◆ Aim of the exercise: Retype the data below in full, keeping every character as it is.

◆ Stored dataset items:
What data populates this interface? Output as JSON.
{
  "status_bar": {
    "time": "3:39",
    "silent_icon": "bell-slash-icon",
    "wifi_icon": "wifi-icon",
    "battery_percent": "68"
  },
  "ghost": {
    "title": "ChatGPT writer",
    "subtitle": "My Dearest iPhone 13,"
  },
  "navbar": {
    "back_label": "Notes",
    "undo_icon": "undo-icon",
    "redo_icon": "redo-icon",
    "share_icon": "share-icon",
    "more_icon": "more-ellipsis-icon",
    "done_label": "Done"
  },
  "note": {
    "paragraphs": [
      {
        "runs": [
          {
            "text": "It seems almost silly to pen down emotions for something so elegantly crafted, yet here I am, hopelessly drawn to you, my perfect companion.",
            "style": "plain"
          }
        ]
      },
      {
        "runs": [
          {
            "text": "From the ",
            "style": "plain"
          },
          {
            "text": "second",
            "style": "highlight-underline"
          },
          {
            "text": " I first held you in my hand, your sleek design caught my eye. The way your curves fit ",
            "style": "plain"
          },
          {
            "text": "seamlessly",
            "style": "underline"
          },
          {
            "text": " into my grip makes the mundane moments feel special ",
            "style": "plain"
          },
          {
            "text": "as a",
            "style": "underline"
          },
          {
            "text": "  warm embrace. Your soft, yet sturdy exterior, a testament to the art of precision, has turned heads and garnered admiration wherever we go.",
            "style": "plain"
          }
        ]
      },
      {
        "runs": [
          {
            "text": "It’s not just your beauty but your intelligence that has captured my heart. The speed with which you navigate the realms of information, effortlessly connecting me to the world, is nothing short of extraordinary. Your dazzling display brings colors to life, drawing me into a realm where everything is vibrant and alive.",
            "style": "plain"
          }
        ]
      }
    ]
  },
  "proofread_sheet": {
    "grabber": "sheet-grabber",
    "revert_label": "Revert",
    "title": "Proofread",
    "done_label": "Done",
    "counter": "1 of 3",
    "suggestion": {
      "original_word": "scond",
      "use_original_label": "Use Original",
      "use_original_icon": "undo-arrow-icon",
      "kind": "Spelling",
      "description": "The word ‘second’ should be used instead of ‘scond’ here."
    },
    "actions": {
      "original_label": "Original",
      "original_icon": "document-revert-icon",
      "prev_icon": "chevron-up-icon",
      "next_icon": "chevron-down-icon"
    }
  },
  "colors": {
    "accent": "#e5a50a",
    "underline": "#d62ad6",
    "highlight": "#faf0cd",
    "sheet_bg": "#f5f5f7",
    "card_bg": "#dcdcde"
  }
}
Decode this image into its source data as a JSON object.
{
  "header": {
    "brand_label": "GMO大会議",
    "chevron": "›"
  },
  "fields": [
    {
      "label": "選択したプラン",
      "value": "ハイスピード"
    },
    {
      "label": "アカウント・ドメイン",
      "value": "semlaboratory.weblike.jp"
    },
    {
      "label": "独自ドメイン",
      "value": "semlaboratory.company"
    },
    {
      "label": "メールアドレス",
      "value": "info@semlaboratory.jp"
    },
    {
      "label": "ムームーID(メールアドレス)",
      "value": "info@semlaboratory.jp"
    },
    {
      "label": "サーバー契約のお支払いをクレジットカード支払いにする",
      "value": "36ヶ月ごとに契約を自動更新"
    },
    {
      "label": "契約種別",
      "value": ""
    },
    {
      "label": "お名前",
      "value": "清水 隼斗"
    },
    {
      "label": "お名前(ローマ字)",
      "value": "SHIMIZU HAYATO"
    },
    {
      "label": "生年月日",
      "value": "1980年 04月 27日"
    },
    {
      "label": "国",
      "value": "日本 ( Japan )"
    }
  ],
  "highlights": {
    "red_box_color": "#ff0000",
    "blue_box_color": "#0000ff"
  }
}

◆ Written solution:
What data populates this interface? Output as JSON.
{
  "status_bar": {
    "time": "3:39",
    "silent_icon": "bell-slash-icon",
    "wifi_icon": "wifi-icon",
    "battery_percent": "68"
  },
  "ghost": {
    "title": "ChatGPT writer",
    "subtitle": "My Dearest iPhone 13,"
  },
  "navbar": {
    "back_label": "Notes",
    "undo_icon": "undo-icon",
    "redo_icon": "redo-icon",
    "share_icon": "share-icon",
    "more_icon": "more-ellipsis-icon",
    "done_label": "Done"
  },
  "note": {
    "paragraphs": [
      {
        "runs": [
          {
            "text": "It seems almost silly to pen down emotions for something so elegantly crafted, yet here I am, hopelessly drawn to you, my perfect companion.",
            "style": "plain"
          }
        ]
      },
      {
        "runs": [
          {
            "text": "From the ",
            "style": "plain"
          },
          {
            "text": "second",
            "style": "highlight-underline"
          },
          {
            "text": " I first held you in my hand, your sleek design caught my eye. The way your curves fit ",
            "style": "plain"
          },
          {
            "text": "seamlessly",
            "style": "underline"
          },
          {
            "text": " into my grip makes the mundane moments feel special ",
            "style": "plain"
          },
          {
            "text": "as a",
            "style": "underline"
          },
          {
            "text": "  warm embrace. Your soft, yet sturdy exterior, a testament to the art of precision, has turned heads and garnered admiration wherever we go.",
            "style": "plain"
          }
        ]
      },
      {
        "runs": [
          {
            "text": "It’s not just your beauty but your intelligence that has captured my heart. The speed with which you navigate the realms of information, effortlessly connecting me to the world, is nothing short of extraordinary. Your dazzling display brings colors to life, drawing me into a realm where everything is vibrant and alive.",
            "style": "plain"
          }
        ]
      }
    ]
  },
  "proofread_sheet": {
    "grabber": "sheet-grabber",
    "revert_label": "Revert",
    "title": "Proofread",
    "done_label": "Done",
    "counter": "1 of 3",
    "suggestion": {
      "original_word": "scond",
      "use_original_label": "Use Original",
      "use_original_icon": "undo-arrow-icon",
      "kind": "Spelling",
      "description": "The word ‘second’ should be used instead of ‘scond’ here."
    },
    "actions": {
      "original_label": "Original",
      "original_icon": "document-revert-icon",
      "prev_icon": "chevron-up-icon",
      "next_icon": "chevron-down-icon"
    }
  },
  "colors": {
    "accent": "#e5a50a",
    "underline": "#d62ad6",
    "highlight": "#faf0cd",
    "sheet_bg": "#f5f5f7",
    "card_bg": "#dcdcde"
  }
}
Decode this image into its source data as a JSON object.
{
  "header": {
    "brand_label": "GMO大会議",
    "chevron": "›"
  },
  "fields": [
    {
      "label": "選択したプラン",
      "value": "ハイスピード"
    },
    {
      "label": "アカウント・ドメイン",
      "value": "semlaboratory.weblike.jp"
    },
    {
      "label": "独自ドメイン",
      "value": "semlaboratory.company"
    },
    {
      "label": "メールアドレス",
      "value": "info@semlaboratory.jp"
    },
    {
      "label": "ムームーID(メールアドレス)",
      "value": "info@semlaboratory.jp"
    },
    {
      "label": "サーバー契約のお支払いをクレジットカード支払いにする",
      "value": "36ヶ月ごとに契約を自動更新"
    },
    {
      "label": "契約種別",
      "value": ""
    },
    {
      "label": "お名前",
      "value": "清水 隼斗"
    },
    {
      "label": "お名前(ローマ字)",
      "value": "SHIMIZU HAYATO"
    },
    {
      "label": "生年月日",
      "value": "1980年 04月 27日"
    },
    {
      "label": "国",
      "value": "日本 ( Japan )"
    }
  ],
  "highlights": {
    "red_box_color": "#ff0000",
    "blue_box_color": "#0000ff"
  }
}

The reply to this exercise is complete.